▼▼▼

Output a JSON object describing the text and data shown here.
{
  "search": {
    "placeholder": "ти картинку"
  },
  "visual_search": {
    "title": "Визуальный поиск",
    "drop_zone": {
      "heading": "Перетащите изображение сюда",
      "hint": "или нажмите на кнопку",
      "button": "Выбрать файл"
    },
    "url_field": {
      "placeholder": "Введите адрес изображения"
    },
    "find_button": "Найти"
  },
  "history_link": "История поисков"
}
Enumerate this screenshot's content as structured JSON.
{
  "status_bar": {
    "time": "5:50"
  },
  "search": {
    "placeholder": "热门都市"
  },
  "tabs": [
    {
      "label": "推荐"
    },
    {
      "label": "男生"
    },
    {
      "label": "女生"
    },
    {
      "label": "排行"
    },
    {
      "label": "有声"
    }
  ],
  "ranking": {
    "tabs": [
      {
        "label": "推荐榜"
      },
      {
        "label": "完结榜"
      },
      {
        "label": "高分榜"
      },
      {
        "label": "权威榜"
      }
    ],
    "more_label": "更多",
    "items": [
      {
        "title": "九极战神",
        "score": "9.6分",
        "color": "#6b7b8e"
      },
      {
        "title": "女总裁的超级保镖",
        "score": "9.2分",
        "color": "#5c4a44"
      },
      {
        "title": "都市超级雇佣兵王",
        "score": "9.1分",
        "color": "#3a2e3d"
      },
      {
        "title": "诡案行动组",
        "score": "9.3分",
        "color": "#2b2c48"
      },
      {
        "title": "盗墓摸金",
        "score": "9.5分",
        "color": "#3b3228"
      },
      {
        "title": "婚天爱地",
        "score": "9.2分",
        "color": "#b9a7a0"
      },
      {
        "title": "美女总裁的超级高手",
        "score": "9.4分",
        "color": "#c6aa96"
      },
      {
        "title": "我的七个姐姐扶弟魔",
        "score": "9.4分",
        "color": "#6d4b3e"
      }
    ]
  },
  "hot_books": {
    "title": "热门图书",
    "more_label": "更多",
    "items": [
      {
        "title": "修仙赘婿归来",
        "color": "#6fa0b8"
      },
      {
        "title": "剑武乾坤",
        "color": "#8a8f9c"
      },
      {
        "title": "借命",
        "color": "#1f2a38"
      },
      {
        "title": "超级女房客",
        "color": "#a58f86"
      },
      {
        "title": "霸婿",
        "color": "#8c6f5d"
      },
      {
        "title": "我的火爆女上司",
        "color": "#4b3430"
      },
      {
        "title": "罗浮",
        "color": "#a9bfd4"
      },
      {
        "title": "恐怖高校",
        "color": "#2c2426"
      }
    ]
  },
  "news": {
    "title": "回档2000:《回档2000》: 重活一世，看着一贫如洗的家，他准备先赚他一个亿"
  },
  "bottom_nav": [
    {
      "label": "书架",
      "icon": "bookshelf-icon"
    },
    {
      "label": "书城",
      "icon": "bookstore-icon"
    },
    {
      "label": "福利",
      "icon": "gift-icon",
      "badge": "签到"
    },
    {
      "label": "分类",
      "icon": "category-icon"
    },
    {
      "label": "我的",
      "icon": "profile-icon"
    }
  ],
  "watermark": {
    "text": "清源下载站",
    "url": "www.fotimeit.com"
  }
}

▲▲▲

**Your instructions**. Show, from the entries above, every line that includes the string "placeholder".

**Result below**.
    "placeholder": "ти картинку"
      "placeholder": "Введите адрес изображения"
    "placeholder": "热门都市"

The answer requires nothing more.